(What is expected):
Wherever the word "Electrical" occurs in the listing, copy the whole line.

== Segment start ==

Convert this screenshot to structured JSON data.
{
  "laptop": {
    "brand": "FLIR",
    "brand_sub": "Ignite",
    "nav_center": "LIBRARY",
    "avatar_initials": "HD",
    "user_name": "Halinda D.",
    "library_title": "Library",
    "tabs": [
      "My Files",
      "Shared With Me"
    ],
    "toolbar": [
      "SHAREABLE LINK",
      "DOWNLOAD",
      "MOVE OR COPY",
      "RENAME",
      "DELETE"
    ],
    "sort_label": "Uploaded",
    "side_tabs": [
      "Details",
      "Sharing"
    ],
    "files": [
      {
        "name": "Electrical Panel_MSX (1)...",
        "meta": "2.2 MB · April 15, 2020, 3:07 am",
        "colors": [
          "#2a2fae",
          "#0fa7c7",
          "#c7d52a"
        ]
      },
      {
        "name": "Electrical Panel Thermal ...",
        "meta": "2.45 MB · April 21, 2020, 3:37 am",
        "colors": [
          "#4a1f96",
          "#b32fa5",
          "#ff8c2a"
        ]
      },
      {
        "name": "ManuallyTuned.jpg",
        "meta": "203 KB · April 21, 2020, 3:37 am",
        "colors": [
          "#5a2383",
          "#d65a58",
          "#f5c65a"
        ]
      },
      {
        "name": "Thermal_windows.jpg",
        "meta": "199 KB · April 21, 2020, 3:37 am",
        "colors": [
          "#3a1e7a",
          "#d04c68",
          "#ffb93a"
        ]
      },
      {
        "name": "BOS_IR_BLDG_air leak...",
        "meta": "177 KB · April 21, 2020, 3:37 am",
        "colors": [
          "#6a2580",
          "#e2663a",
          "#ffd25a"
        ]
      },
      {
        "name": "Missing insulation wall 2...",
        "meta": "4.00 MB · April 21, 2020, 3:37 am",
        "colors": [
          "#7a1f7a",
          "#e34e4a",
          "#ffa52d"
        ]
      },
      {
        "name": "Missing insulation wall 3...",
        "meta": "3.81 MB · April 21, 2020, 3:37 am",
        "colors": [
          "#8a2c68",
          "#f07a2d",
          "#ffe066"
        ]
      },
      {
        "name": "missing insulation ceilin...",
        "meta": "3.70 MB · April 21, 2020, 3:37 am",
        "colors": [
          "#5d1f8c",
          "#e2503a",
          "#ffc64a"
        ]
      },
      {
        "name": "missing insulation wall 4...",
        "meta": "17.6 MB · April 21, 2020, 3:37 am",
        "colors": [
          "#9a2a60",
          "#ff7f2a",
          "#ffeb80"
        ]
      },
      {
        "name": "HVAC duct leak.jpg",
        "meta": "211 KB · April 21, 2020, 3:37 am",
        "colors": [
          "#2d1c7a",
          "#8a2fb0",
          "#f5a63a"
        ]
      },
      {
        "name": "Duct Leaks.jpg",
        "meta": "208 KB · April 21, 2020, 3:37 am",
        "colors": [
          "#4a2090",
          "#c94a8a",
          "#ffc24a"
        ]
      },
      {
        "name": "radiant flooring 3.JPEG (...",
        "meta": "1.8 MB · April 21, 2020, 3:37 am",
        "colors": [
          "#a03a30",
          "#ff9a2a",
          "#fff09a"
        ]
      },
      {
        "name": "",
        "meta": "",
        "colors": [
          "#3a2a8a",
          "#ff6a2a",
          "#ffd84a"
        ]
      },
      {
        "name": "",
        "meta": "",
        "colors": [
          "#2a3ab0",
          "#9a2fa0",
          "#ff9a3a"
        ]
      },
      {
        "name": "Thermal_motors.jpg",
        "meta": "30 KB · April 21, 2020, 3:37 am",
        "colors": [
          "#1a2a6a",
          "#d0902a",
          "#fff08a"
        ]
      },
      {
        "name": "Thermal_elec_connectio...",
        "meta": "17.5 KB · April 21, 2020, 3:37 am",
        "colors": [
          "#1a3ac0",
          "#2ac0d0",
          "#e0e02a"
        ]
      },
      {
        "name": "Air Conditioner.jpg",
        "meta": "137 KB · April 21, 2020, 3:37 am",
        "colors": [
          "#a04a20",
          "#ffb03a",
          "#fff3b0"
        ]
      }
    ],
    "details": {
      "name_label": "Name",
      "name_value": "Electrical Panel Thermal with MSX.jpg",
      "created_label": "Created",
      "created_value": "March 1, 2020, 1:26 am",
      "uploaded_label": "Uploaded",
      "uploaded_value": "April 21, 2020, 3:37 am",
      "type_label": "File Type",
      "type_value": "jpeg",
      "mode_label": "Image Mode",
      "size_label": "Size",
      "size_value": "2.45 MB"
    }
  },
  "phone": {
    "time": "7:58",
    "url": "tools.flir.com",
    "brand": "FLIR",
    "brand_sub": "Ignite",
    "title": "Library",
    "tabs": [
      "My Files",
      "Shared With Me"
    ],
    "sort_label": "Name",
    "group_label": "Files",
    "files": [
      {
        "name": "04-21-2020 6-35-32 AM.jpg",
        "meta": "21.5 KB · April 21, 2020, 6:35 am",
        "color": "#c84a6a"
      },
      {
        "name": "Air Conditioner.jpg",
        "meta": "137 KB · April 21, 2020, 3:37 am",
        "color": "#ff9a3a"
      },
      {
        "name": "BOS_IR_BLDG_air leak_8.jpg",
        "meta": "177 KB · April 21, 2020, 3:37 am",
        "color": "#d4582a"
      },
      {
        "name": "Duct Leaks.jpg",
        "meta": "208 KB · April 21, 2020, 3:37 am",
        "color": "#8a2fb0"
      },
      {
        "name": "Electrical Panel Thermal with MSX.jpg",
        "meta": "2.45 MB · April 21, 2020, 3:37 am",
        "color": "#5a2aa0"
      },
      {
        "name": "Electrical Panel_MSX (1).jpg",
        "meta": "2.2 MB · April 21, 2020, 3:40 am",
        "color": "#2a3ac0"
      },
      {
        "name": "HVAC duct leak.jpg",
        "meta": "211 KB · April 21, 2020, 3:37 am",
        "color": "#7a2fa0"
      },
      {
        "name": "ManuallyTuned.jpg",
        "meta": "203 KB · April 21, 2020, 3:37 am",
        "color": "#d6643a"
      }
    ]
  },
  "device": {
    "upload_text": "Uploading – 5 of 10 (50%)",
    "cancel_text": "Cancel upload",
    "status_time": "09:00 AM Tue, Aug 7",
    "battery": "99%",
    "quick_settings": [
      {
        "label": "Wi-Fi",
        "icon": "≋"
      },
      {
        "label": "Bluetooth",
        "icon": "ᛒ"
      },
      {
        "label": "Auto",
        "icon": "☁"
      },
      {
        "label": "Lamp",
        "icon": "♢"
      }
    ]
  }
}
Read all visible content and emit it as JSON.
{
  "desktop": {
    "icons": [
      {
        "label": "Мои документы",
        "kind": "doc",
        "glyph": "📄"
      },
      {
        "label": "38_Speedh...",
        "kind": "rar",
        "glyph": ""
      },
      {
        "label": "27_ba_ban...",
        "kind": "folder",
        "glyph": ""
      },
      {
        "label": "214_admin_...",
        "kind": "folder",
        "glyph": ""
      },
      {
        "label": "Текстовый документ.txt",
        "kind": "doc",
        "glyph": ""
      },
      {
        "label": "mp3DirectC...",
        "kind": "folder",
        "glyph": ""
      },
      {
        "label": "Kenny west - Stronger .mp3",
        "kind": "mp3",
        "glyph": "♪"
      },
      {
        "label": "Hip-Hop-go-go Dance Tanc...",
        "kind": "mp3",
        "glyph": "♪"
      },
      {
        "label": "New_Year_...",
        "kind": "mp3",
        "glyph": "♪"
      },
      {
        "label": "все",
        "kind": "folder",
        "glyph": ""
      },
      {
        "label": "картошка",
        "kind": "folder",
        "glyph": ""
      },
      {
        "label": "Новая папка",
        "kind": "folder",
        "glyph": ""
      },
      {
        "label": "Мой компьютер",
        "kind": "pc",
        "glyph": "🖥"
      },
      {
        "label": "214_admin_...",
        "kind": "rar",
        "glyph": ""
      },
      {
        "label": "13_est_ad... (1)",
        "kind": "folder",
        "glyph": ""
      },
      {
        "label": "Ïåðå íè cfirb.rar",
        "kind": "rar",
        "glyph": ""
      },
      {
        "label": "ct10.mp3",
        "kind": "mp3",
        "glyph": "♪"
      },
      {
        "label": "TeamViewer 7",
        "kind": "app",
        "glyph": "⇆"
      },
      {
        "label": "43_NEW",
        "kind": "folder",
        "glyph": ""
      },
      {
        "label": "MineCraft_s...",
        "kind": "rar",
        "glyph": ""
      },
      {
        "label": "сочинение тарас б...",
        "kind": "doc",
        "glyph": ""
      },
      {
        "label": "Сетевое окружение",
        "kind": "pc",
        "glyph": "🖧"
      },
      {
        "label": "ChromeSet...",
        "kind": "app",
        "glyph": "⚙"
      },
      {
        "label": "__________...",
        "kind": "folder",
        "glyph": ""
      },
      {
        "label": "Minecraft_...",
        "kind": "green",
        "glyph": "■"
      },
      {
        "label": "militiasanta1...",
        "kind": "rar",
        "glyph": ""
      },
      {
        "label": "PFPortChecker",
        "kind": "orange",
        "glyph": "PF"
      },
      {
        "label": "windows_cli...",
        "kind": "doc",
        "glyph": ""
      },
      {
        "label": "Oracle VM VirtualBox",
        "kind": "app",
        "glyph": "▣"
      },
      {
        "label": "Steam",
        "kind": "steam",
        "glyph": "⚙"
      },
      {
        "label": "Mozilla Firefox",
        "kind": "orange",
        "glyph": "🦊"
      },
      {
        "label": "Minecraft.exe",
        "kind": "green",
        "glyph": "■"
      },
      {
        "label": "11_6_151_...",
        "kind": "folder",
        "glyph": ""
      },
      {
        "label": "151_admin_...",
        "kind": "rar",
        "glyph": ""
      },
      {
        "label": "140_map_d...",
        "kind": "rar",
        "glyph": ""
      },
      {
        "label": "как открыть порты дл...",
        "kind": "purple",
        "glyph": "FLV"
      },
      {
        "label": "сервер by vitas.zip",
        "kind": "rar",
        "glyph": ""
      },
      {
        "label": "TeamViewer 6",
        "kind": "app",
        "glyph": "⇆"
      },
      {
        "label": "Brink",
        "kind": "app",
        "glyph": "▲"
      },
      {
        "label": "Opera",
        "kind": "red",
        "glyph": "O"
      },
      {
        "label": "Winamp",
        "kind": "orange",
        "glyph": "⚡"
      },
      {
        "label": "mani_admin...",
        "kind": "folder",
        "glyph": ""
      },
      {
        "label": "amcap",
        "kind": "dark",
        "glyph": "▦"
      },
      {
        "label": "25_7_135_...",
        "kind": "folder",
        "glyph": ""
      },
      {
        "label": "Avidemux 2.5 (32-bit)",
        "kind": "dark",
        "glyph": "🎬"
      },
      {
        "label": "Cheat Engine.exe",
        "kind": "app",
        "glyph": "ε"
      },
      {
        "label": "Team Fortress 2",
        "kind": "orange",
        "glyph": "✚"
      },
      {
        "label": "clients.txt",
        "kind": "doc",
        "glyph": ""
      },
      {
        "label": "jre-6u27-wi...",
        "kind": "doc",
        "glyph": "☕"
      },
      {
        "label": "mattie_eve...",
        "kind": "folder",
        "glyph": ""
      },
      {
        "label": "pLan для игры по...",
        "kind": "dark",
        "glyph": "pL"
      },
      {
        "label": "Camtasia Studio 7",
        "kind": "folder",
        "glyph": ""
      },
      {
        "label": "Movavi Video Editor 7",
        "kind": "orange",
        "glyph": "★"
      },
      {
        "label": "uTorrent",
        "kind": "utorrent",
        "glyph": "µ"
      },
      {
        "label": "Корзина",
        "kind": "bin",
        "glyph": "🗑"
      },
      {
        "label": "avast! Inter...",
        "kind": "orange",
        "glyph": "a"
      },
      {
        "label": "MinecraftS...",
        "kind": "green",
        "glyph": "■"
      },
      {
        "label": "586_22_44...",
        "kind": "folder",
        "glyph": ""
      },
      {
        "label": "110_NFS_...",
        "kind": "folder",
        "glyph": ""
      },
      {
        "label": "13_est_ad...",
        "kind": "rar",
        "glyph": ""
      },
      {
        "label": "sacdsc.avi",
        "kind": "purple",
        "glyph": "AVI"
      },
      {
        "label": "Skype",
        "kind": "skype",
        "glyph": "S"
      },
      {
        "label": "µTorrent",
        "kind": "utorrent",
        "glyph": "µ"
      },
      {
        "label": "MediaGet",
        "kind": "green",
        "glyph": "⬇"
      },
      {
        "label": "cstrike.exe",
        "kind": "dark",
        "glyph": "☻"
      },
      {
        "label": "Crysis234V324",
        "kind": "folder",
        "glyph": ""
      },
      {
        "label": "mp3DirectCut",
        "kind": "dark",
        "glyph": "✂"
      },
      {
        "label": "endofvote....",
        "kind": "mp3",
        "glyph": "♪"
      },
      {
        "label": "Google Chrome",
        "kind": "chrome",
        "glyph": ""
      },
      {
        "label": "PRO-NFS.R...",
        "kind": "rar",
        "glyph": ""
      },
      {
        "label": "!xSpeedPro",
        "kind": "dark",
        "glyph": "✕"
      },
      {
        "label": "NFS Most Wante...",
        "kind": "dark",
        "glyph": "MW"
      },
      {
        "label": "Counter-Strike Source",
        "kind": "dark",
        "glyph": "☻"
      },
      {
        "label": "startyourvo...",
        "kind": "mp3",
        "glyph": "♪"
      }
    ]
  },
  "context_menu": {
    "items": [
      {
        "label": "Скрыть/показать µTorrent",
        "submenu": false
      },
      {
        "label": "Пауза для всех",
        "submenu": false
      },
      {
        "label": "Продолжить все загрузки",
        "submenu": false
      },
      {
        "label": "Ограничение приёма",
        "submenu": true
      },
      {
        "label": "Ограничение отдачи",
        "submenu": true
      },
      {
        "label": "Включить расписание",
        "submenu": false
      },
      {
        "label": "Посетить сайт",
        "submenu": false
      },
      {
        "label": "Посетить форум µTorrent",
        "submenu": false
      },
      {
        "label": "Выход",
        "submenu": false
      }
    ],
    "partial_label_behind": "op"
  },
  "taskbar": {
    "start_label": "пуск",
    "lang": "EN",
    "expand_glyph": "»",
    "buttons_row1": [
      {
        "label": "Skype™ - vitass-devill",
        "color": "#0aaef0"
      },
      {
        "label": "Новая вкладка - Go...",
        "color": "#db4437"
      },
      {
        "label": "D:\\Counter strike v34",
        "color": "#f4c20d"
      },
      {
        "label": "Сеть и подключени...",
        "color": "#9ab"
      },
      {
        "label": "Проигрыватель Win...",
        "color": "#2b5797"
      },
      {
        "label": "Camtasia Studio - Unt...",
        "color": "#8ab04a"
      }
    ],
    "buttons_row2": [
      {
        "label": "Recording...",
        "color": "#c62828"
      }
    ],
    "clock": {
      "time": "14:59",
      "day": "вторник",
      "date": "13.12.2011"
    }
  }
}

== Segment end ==

(Finished task):
        "name": "Electrical Panel_MSX (1)...",
        "name": "Electrical Panel Thermal ...",
      "name_value": "Electrical Panel Thermal with MSX.jpg",
        "name": "Electrical Panel Thermal with MSX.jpg",
        "name": "Electrical Panel_MSX (1).jpg",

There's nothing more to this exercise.